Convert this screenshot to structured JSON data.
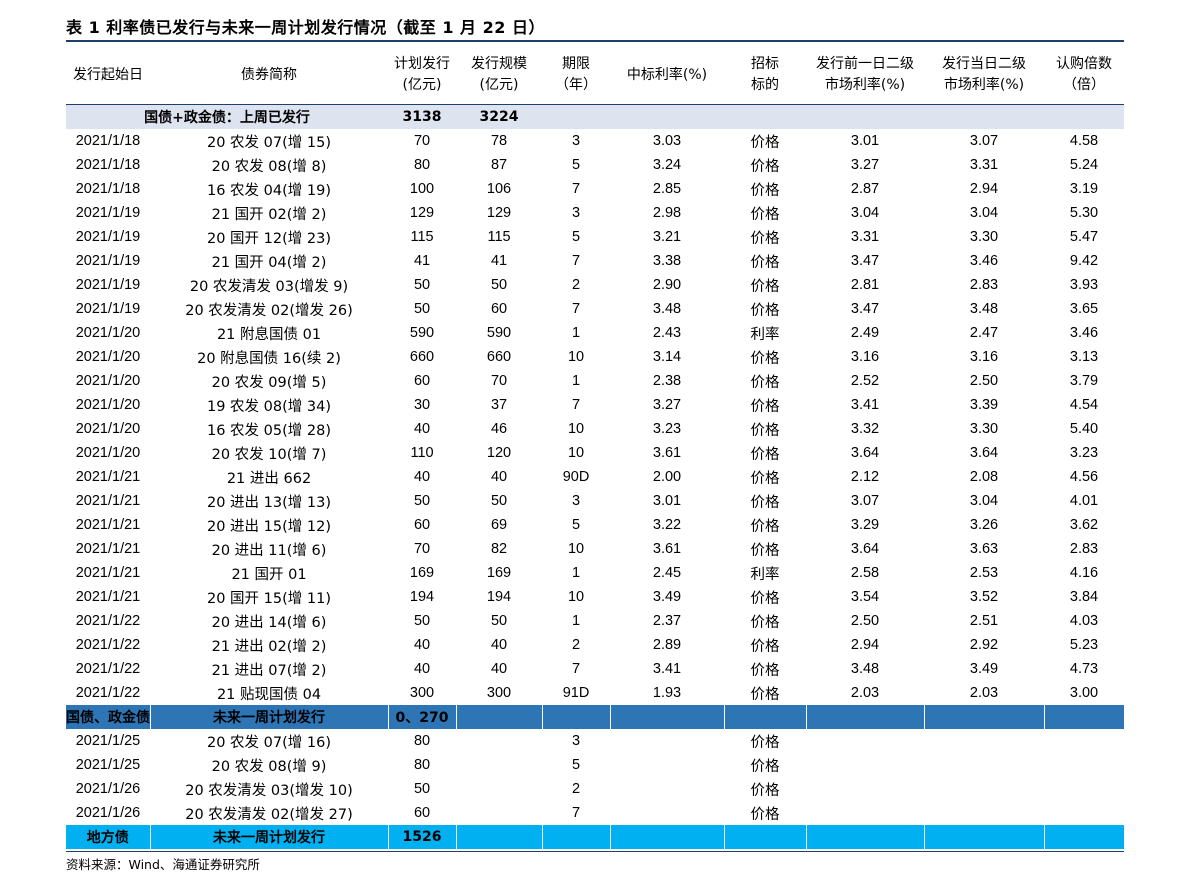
{
  "title": "表 1 利率债已发行与未来一周计划发行情况（截至 1 月 22 日）",
  "headers": [
    [
      "发行起始日"
    ],
    [
      "债券简称"
    ],
    [
      "计划发行",
      "(亿元)"
    ],
    [
      "发行规模",
      "(亿元)"
    ],
    [
      "期限",
      "（年）"
    ],
    [
      "中标利率(%)"
    ],
    [
      "招标",
      "标的"
    ],
    [
      "发行前一日二级",
      "市场利率(%)"
    ],
    [
      "发行当日二级",
      "市场利率(%)"
    ],
    [
      "认购倍数",
      "（倍）"
    ]
  ],
  "section1": {
    "label": "国债+政金债：上周已发行",
    "planned": "3138",
    "issued": "3224"
  },
  "rows1": [
    [
      "2021/1/18",
      "20 农发 07(增 15)",
      "70",
      "78",
      "3",
      "3.03",
      "价格",
      "3.01",
      "3.07",
      "4.58"
    ],
    [
      "2021/1/18",
      "20 农发 08(增 8)",
      "80",
      "87",
      "5",
      "3.24",
      "价格",
      "3.27",
      "3.31",
      "5.24"
    ],
    [
      "2021/1/18",
      "16 农发 04(增 19)",
      "100",
      "106",
      "7",
      "2.85",
      "价格",
      "2.87",
      "2.94",
      "3.19"
    ],
    [
      "2021/1/19",
      "21 国开 02(增 2)",
      "129",
      "129",
      "3",
      "2.98",
      "价格",
      "3.04",
      "3.04",
      "5.30"
    ],
    [
      "2021/1/19",
      "20 国开 12(增 23)",
      "115",
      "115",
      "5",
      "3.21",
      "价格",
      "3.31",
      "3.30",
      "5.47"
    ],
    [
      "2021/1/19",
      "21 国开 04(增 2)",
      "41",
      "41",
      "7",
      "3.38",
      "价格",
      "3.47",
      "3.46",
      "9.42"
    ],
    [
      "2021/1/19",
      "20 农发清发 03(增发 9)",
      "50",
      "50",
      "2",
      "2.90",
      "价格",
      "2.81",
      "2.83",
      "3.93"
    ],
    [
      "2021/1/19",
      "20 农发清发 02(增发 26)",
      "50",
      "60",
      "7",
      "3.48",
      "价格",
      "3.47",
      "3.48",
      "3.65"
    ],
    [
      "2021/1/20",
      "21 附息国债 01",
      "590",
      "590",
      "1",
      "2.43",
      "利率",
      "2.49",
      "2.47",
      "3.46"
    ],
    [
      "2021/1/20",
      "20 附息国债 16(续 2)",
      "660",
      "660",
      "10",
      "3.14",
      "价格",
      "3.16",
      "3.16",
      "3.13"
    ],
    [
      "2021/1/20",
      "20 农发 09(增 5)",
      "60",
      "70",
      "1",
      "2.38",
      "价格",
      "2.52",
      "2.50",
      "3.79"
    ],
    [
      "2021/1/20",
      "19 农发 08(增 34)",
      "30",
      "37",
      "7",
      "3.27",
      "价格",
      "3.41",
      "3.39",
      "4.54"
    ],
    [
      "2021/1/20",
      "16 农发 05(增 28)",
      "40",
      "46",
      "10",
      "3.23",
      "价格",
      "3.32",
      "3.30",
      "5.40"
    ],
    [
      "2021/1/20",
      "20 农发 10(增 7)",
      "110",
      "120",
      "10",
      "3.61",
      "价格",
      "3.64",
      "3.64",
      "3.23"
    ],
    [
      "2021/1/21",
      "21 进出 662",
      "40",
      "40",
      "90D",
      "2.00",
      "价格",
      "2.12",
      "2.08",
      "4.56"
    ],
    [
      "2021/1/21",
      "20 进出 13(增 13)",
      "50",
      "50",
      "3",
      "3.01",
      "价格",
      "3.07",
      "3.04",
      "4.01"
    ],
    [
      "2021/1/21",
      "20 进出 15(增 12)",
      "60",
      "69",
      "5",
      "3.22",
      "价格",
      "3.29",
      "3.26",
      "3.62"
    ],
    [
      "2021/1/21",
      "20 进出 11(增 6)",
      "70",
      "82",
      "10",
      "3.61",
      "价格",
      "3.64",
      "3.63",
      "2.83"
    ],
    [
      "2021/1/21",
      "21 国开 01",
      "169",
      "169",
      "1",
      "2.45",
      "利率",
      "2.58",
      "2.53",
      "4.16"
    ],
    [
      "2021/1/21",
      "20 国开 15(增 11)",
      "194",
      "194",
      "10",
      "3.49",
      "价格",
      "3.54",
      "3.52",
      "3.84"
    ],
    [
      "2021/1/22",
      "20 进出 14(增 6)",
      "50",
      "50",
      "1",
      "2.37",
      "价格",
      "2.50",
      "2.51",
      "4.03"
    ],
    [
      "2021/1/22",
      "21 进出 02(增 2)",
      "40",
      "40",
      "2",
      "2.89",
      "价格",
      "2.94",
      "2.92",
      "5.23"
    ],
    [
      "2021/1/22",
      "21 进出 07(增 2)",
      "40",
      "40",
      "7",
      "3.41",
      "价格",
      "3.48",
      "3.49",
      "4.73"
    ],
    [
      "2021/1/22",
      "21 贴现国债 04",
      "300",
      "300",
      "91D",
      "1.93",
      "价格",
      "2.03",
      "2.03",
      "3.00"
    ]
  ],
  "section2": {
    "label_a": "国债、政金债",
    "label_b": "未来一周计划发行",
    "planned": "0、270"
  },
  "rows2": [
    [
      "2021/1/25",
      "20 农发 07(增 16)",
      "80",
      "",
      "3",
      "",
      "价格",
      "",
      "",
      ""
    ],
    [
      "2021/1/25",
      "20 农发 08(增 9)",
      "80",
      "",
      "5",
      "",
      "价格",
      "",
      "",
      ""
    ],
    [
      "2021/1/26",
      "20 农发清发 03(增发 10)",
      "50",
      "",
      "2",
      "",
      "价格",
      "",
      "",
      ""
    ],
    [
      "2021/1/26",
      "20 农发清发 02(增发 27)",
      "60",
      "",
      "7",
      "",
      "价格",
      "",
      "",
      ""
    ]
  ],
  "section3": {
    "label_a": "地方债",
    "label_b": "未来一周计划发行",
    "planned": "1526"
  },
  "source": "资料来源：Wind、海通证券研究所",
  "colors": {
    "rule": "#1f3f6e",
    "section1_bg": "#dde4ef",
    "section2_bg": "#2e75b6",
    "section3_bg": "#00b0f0"
  }
}
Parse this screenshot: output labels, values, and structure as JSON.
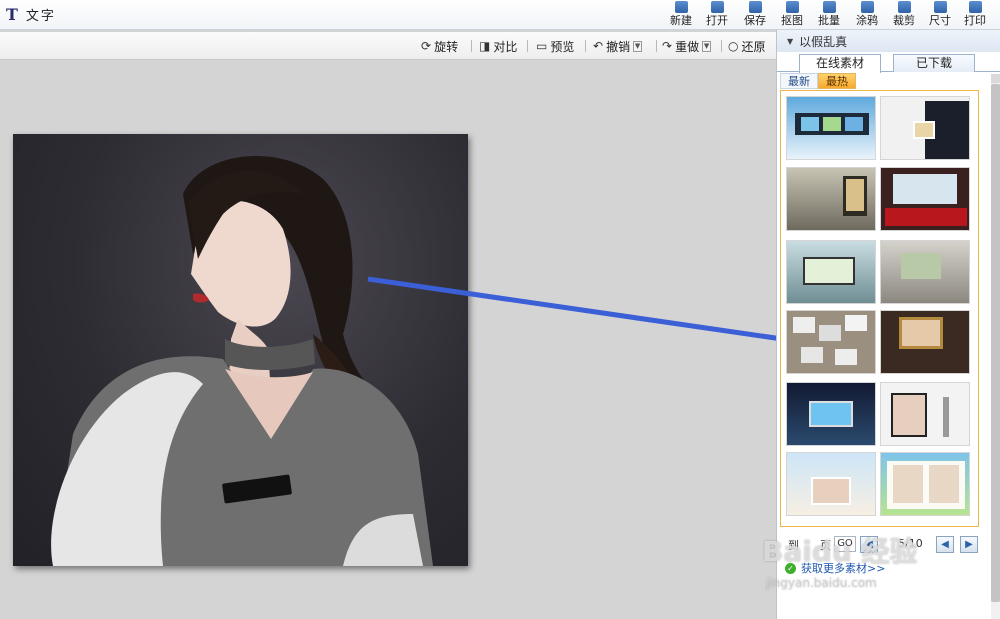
{
  "text_tool": {
    "glyph": "T",
    "label": "文字"
  },
  "top_toolbar": [
    {
      "label": "新建",
      "icon": "new-file-icon"
    },
    {
      "label": "打开",
      "icon": "open-folder-icon"
    },
    {
      "label": "保存",
      "icon": "save-icon"
    },
    {
      "label": "抠图",
      "icon": "cutout-icon"
    },
    {
      "label": "批量",
      "icon": "batch-icon"
    },
    {
      "label": "涂鸦",
      "icon": "doodle-icon"
    },
    {
      "label": "裁剪",
      "icon": "crop-icon"
    },
    {
      "label": "尺寸",
      "icon": "resize-icon"
    },
    {
      "label": "打印",
      "icon": "print-icon"
    }
  ],
  "edit_toolbar": {
    "rotate": "旋转",
    "compare": "对比",
    "preview": "预览",
    "undo": "撤销",
    "redo": "重做",
    "restore": "还原"
  },
  "right_panel": {
    "title": "以假乱真",
    "tabs": [
      {
        "label": "在线素材",
        "active": true
      },
      {
        "label": "已下载",
        "active": false
      }
    ],
    "sub_tabs": [
      {
        "label": "最新",
        "active": false
      },
      {
        "label": "最热",
        "active": true
      }
    ],
    "thumbnails": [
      {
        "name": "thumb-film-strip-city"
      },
      {
        "name": "thumb-businessman-photo-card"
      },
      {
        "name": "thumb-station-billboard"
      },
      {
        "name": "thumb-theater-screen"
      },
      {
        "name": "thumb-wall-billboard"
      },
      {
        "name": "thumb-gallery-wall"
      },
      {
        "name": "thumb-photo-collage"
      },
      {
        "name": "thumb-framed-portrait"
      },
      {
        "name": "thumb-night-street-billboard"
      },
      {
        "name": "thumb-lamp-frame"
      },
      {
        "name": "thumb-celebration-group"
      },
      {
        "name": "thumb-photo-album"
      }
    ],
    "pager": {
      "left_text": "到",
      "mid_text": "页",
      "field_value": "GO",
      "page_info": "5/10"
    },
    "more_link": "获取更多素材>>"
  },
  "watermark": {
    "brand": "Baidu 经验",
    "url": "jingyan.baidu.com"
  },
  "colors": {
    "arrow": "#3b5fd6",
    "active_tab": "#f7a92d",
    "toolbar_icon": "#2f63a8"
  }
}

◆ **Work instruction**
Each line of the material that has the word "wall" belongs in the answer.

◆ **Answer space**
        "name": "thumb-wall-billboard"
        "name": "thumb-gallery-wall"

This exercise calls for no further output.